Work order: Each line of the entries below that holds "StudentMap" is needed, copied in full.

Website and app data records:
==============================

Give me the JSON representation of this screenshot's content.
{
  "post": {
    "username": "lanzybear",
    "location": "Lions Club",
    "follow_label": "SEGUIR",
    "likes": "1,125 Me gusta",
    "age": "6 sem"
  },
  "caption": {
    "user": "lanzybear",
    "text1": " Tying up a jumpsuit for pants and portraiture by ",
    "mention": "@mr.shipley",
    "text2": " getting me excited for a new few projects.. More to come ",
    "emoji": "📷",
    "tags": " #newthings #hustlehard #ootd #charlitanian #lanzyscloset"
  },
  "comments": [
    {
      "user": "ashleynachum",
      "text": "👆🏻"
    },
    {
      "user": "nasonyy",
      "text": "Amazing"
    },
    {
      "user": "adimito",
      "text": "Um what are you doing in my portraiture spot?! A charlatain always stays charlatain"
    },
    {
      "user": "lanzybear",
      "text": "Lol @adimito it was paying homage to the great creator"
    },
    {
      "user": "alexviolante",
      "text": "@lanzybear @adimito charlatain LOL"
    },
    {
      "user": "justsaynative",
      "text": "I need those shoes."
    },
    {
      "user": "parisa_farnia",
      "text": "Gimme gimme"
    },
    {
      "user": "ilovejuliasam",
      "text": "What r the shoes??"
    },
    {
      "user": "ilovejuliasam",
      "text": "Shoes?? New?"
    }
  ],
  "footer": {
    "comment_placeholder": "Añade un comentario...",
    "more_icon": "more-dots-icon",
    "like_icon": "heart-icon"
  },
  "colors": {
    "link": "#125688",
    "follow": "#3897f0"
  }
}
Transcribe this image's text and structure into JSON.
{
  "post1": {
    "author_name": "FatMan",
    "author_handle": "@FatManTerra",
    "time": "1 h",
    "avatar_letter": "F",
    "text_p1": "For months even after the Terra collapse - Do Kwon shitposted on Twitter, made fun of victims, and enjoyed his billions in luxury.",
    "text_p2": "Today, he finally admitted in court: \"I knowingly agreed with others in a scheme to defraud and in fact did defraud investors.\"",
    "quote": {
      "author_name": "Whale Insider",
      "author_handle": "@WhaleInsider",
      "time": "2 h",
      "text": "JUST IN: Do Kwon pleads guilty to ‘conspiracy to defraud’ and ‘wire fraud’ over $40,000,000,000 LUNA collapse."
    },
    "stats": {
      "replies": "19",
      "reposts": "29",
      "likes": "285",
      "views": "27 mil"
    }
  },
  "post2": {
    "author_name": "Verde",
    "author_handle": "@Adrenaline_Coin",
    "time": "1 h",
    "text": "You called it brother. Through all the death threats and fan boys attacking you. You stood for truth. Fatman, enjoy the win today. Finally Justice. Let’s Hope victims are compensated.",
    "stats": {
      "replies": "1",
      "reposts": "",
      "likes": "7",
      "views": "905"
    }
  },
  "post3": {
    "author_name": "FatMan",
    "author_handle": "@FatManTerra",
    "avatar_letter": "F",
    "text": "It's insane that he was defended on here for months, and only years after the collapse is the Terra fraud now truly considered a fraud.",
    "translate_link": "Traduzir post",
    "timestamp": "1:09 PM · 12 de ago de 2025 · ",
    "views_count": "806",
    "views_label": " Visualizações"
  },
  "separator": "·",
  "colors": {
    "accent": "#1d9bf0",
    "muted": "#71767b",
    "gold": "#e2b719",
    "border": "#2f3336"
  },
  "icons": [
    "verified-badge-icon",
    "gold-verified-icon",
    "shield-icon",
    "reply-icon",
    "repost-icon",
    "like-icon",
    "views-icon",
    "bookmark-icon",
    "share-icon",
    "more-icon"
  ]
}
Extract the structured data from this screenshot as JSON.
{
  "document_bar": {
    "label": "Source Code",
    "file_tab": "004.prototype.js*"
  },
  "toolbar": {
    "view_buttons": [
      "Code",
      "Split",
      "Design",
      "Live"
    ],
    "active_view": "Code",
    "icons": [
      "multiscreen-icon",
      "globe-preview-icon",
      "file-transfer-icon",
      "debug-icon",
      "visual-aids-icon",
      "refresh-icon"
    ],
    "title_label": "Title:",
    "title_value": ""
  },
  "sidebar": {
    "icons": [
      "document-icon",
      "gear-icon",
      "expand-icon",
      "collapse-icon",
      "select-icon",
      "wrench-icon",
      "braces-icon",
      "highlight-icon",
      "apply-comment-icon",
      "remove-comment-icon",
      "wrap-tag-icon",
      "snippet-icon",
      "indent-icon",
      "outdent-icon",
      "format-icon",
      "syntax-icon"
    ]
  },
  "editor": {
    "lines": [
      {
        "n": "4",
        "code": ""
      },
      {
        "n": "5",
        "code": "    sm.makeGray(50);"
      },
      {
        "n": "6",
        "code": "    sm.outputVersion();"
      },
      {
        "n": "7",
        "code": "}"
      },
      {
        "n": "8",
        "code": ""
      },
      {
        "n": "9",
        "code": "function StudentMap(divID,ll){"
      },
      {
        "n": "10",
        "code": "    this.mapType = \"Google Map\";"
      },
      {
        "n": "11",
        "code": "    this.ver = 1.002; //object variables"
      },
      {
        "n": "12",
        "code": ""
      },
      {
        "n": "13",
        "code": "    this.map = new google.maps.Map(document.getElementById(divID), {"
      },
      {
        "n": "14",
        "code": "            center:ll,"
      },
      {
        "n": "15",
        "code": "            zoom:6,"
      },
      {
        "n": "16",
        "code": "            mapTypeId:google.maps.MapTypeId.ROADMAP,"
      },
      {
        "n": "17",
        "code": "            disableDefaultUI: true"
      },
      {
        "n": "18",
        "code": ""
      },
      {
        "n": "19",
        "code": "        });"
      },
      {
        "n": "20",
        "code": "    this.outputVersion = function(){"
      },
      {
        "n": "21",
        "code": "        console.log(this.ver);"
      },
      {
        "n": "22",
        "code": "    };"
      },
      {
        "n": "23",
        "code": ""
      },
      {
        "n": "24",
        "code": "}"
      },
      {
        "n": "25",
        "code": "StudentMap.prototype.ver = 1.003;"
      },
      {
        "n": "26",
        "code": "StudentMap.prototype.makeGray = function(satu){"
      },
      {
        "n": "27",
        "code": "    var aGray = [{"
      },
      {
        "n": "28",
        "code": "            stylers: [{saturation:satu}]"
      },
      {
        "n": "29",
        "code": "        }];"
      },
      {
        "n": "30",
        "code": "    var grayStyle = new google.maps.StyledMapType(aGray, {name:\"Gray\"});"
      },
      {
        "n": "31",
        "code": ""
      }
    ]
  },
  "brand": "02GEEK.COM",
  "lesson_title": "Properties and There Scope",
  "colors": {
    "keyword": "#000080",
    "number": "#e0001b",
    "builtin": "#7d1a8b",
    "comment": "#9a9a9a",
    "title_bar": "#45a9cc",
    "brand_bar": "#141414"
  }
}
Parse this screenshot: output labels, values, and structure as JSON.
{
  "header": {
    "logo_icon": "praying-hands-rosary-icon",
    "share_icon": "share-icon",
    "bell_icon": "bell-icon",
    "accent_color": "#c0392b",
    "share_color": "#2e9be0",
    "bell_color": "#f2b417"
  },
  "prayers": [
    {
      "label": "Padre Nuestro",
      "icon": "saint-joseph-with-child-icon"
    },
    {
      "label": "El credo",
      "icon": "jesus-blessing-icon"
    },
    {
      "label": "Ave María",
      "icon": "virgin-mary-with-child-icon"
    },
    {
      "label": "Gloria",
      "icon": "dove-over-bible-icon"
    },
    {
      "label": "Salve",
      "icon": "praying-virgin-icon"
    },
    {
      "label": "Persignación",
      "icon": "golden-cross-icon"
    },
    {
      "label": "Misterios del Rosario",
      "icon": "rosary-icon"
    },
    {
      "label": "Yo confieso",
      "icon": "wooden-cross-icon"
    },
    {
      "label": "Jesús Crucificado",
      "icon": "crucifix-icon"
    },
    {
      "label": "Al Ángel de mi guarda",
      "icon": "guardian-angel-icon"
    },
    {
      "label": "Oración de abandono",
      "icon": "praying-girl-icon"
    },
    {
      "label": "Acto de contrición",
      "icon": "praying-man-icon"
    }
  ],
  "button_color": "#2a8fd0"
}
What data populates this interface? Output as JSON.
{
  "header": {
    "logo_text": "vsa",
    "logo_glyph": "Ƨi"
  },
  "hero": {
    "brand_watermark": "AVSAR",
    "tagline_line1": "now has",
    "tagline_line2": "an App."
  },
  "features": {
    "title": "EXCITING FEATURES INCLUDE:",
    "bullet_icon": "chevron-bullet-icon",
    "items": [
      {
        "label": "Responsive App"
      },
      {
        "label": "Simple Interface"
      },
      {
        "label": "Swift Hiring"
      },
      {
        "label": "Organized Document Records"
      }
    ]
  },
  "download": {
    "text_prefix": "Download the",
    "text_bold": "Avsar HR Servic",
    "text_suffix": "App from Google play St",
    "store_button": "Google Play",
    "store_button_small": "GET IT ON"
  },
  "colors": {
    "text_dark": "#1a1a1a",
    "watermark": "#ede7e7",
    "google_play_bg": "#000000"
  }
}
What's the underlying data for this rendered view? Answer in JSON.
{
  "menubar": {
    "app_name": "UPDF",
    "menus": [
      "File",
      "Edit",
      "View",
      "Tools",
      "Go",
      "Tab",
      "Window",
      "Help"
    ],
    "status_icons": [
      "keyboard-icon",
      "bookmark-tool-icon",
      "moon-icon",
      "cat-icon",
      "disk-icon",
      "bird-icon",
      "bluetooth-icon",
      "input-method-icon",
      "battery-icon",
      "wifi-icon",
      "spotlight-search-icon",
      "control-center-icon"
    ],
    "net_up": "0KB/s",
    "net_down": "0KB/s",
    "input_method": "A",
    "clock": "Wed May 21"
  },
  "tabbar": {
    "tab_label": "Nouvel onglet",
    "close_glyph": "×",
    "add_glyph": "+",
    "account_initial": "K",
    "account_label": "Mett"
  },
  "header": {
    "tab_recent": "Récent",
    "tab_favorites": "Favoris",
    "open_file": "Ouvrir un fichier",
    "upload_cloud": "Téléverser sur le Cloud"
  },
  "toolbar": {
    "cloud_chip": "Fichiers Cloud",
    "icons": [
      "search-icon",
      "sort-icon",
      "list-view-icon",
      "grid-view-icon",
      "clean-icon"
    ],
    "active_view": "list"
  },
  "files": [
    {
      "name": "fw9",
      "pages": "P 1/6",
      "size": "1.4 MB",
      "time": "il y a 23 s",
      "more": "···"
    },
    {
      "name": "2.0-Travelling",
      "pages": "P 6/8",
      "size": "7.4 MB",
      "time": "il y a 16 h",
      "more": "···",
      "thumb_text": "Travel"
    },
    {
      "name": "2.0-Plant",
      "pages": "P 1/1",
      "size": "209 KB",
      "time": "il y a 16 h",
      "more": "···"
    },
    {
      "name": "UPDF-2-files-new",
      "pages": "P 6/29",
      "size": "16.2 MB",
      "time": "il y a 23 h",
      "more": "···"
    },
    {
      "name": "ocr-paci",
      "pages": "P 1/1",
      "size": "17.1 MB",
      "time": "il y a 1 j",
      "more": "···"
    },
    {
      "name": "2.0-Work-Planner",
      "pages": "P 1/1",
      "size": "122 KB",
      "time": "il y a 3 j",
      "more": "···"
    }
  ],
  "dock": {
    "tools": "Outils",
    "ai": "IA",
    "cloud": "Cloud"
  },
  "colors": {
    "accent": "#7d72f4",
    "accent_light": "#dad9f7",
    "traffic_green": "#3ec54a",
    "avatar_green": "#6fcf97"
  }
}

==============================

Exercise output:
        "code": "function StudentMap(divID,ll){"
        "code": "StudentMap.prototype.ver = 1.003;"
        "code": "StudentMap.prototype.makeGray = function(satu){"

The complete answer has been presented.